[SUPPLIED ENTRIES — start]

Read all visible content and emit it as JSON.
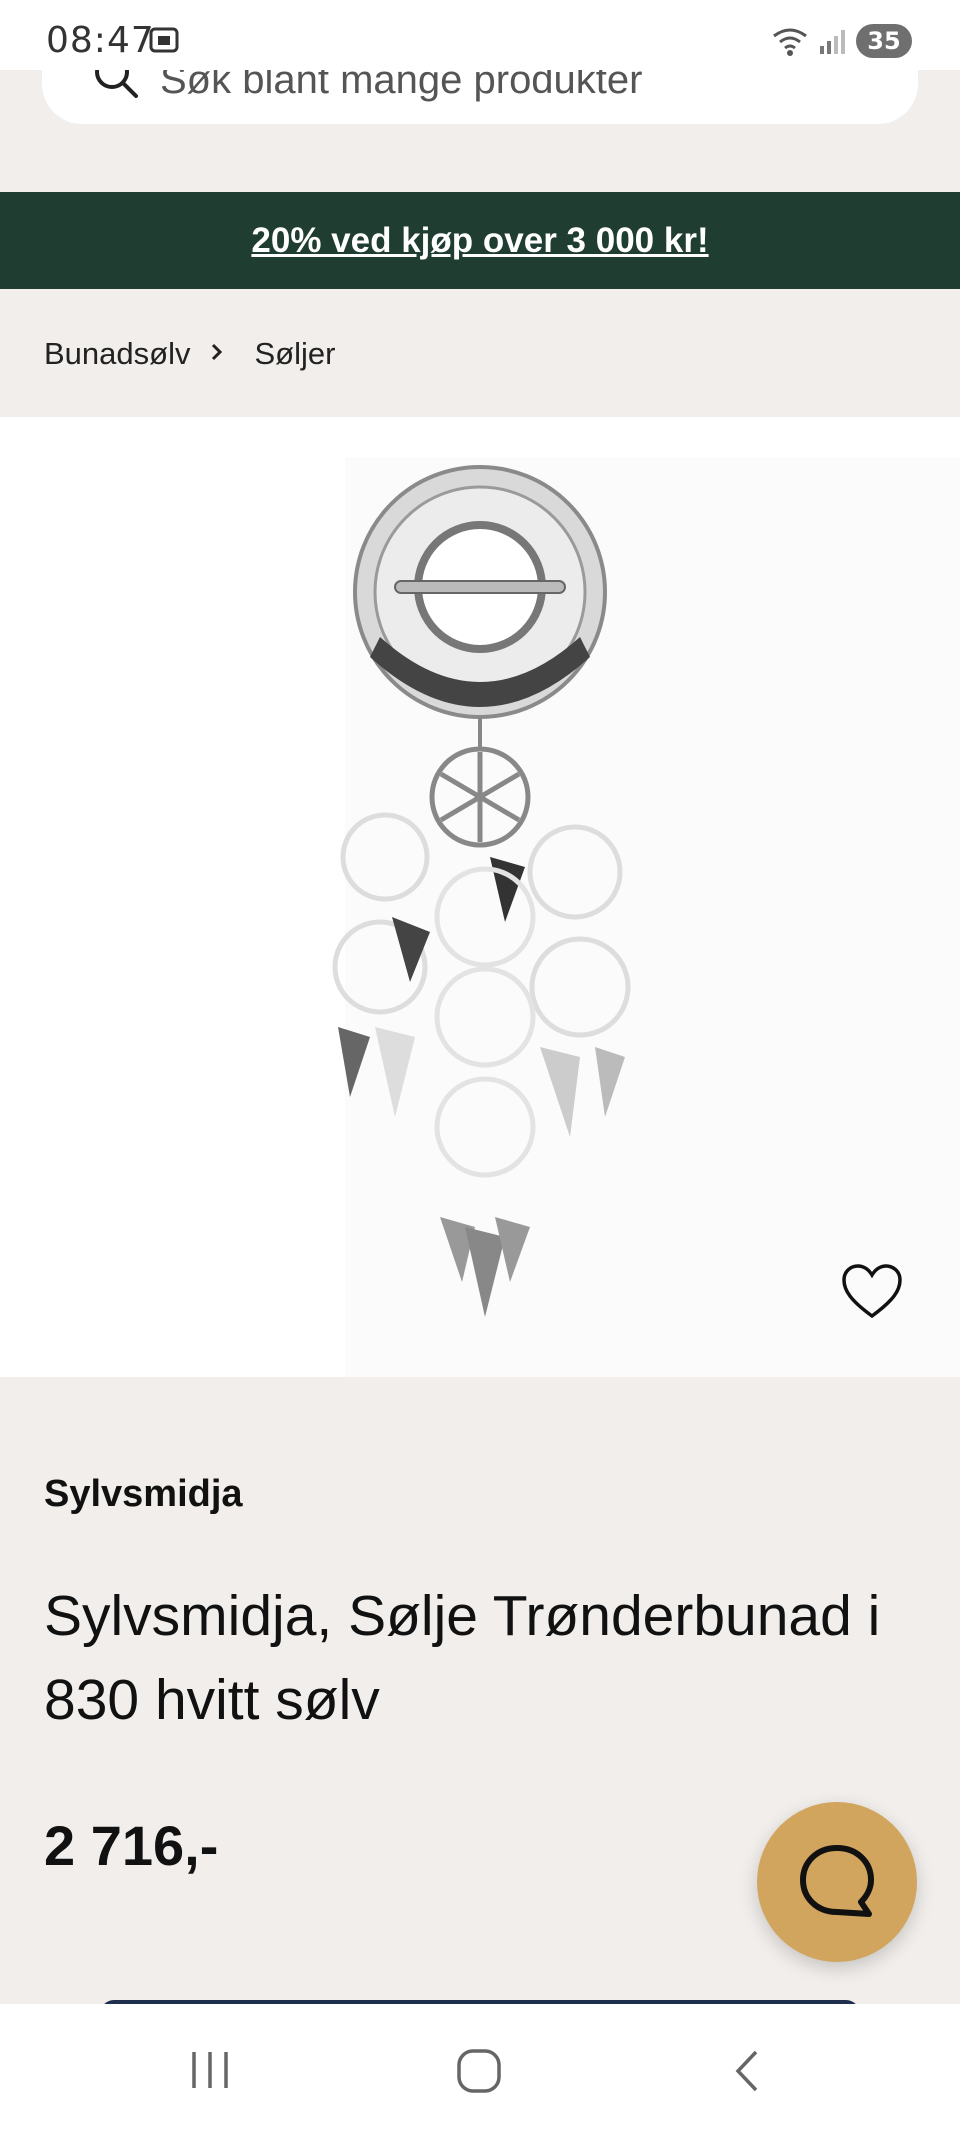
{
  "status_bar": {
    "time": "08:47",
    "battery": "35",
    "icons": [
      "screenshot-icon",
      "wifi-icon",
      "signal-icon",
      "battery-icon"
    ]
  },
  "search": {
    "placeholder": "Søk blant mange produkter"
  },
  "promo": {
    "text": "20% ved kjøp over 3 000 kr!",
    "background": "#1f3d30"
  },
  "breadcrumb": {
    "items": [
      "Bunadsølv",
      "Søljer"
    ]
  },
  "product": {
    "brand": "Sylvsmidja",
    "title": "Sylvsmidja, Sølje Trønderbunad i 830 hvitt sølv",
    "price": "2 716,-",
    "image_description_icon": "brooch-image"
  },
  "chat": {
    "icon": "chat-icon",
    "color": "#d2a55e"
  },
  "navigation": {
    "buttons": [
      "recent-apps-icon",
      "home-icon",
      "back-icon"
    ]
  }
}
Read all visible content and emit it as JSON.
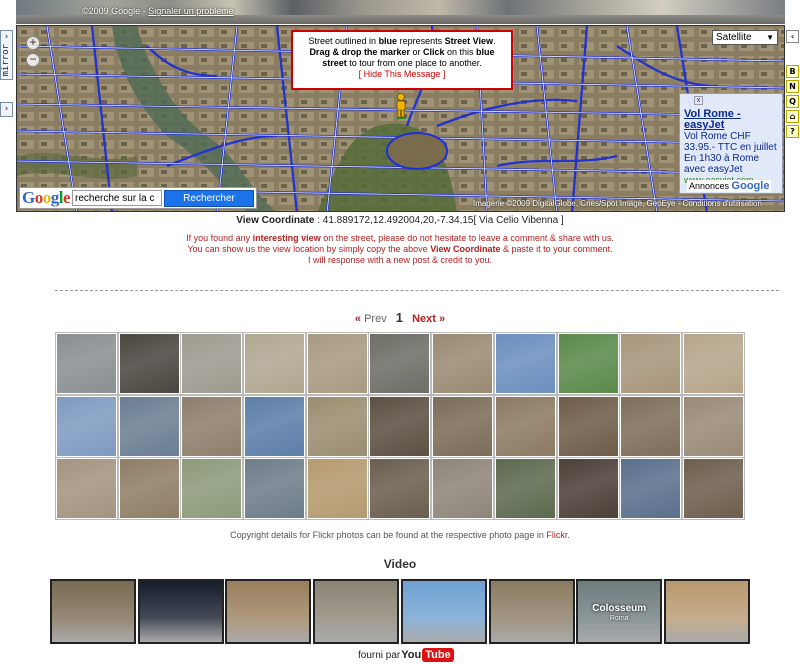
{
  "left_tab": {
    "label": "mirror"
  },
  "right_tools": [
    "B",
    "N",
    "Q",
    "⌂",
    "?"
  ],
  "streetview": {
    "copyright": "©2009 Google",
    "links": "Signaler un problème"
  },
  "map": {
    "zoom_in": "+",
    "zoom_out": "−",
    "map_type": "Satellite",
    "info": {
      "l1a": "Street outlined in ",
      "l1b": "blue",
      "l1c": " represents ",
      "l1d": "Street View",
      "l2a": "Drag & drop the marker",
      "l2b": " or ",
      "l2c": "Click",
      "l2d": " on this ",
      "l2e": "blue",
      "l3a": "street",
      "l3b": " to tour from one place to another.",
      "hide": "[ Hide This Message ]"
    },
    "ad": {
      "close": "x",
      "title": "Vol Rome - easyJet",
      "text": "Vol Rome CHF 33.95.- TTC en juillet En 1h30 à Rome avec easyJet",
      "url": "www.easyjet.com"
    },
    "annonces": "Annonces",
    "annonces_brand": "Google",
    "copyright": "Imagerie ©2009 DigitalGlobe, Cnes/Spot Image, GeoEye - Conditions d'utilisation",
    "search_logo": "Google",
    "search_value": "recherche sur la c",
    "search_button": "Rechercher"
  },
  "coords": {
    "label": "View Coordinate",
    "value": " : 41.889172,12.492004,20,-7.34,15[ Via Celio Vibenna ]"
  },
  "notes": {
    "l1a": "If you found any ",
    "l1b": "interesting view",
    "l1c": " on the street, please do not hesitate to leave a comment & share with us.",
    "l2a": "You can show us the view location by simply copy the above ",
    "l2b": "View Coordinate",
    "l2c": " & paste it to your comment.",
    "l3": "I will response with a new post & credit to you."
  },
  "pager": {
    "prev_arrow": "«",
    "prev": "Prev",
    "current": "1",
    "next": "Next",
    "next_arrow": "»"
  },
  "credit": {
    "text": "Copyright details for Flickr photos can be found at the respective photo page in ",
    "link": "Flickr",
    "end": "."
  },
  "video": {
    "title": "Video",
    "thumb_label": "Colosseum",
    "thumb_sub": "Roma",
    "provided_by": "fourni par",
    "yt_you": "You",
    "yt_tube": "Tube"
  },
  "palette": {
    "photos": [
      [
        "#8a8f92",
        "#4a4640",
        "#9d9a8f",
        "#b0a790",
        "#a89a82",
        "#6e6d66",
        "#9a8a72",
        "#6b8fbf",
        "#5a8a4a",
        "#a7957b",
        "#b5a58a"
      ],
      [
        "#7f9ac0",
        "#6a7e92",
        "#8d7f6b",
        "#5c7ea8",
        "#9a8d70",
        "#5b5043",
        "#7b6c58",
        "#8c7a62",
        "#6e5c48",
        "#7e6e5a",
        "#9a8a76"
      ],
      [
        "#a39480",
        "#8f7d66",
        "#8d9a7a",
        "#6e7c8a",
        "#b59a6e",
        "#6a5e4e",
        "#8e857a",
        "#5c6a4e",
        "#4c4038",
        "#5a6f8c",
        "#6e5e4c"
      ]
    ],
    "videos": [
      "#7a6a52",
      "#151c2a",
      "#9a7e5c",
      "#8a8274",
      "#6fa0d0",
      "#8a7a62",
      "#6e7c7e",
      "#b8986e"
    ]
  }
}
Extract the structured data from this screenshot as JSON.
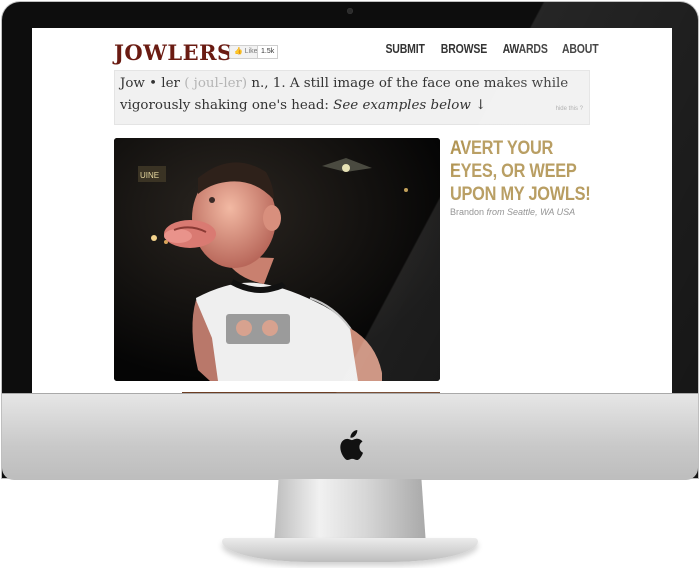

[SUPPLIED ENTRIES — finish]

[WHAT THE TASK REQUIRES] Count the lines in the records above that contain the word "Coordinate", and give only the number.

[EXPECTED OUTPUT] 2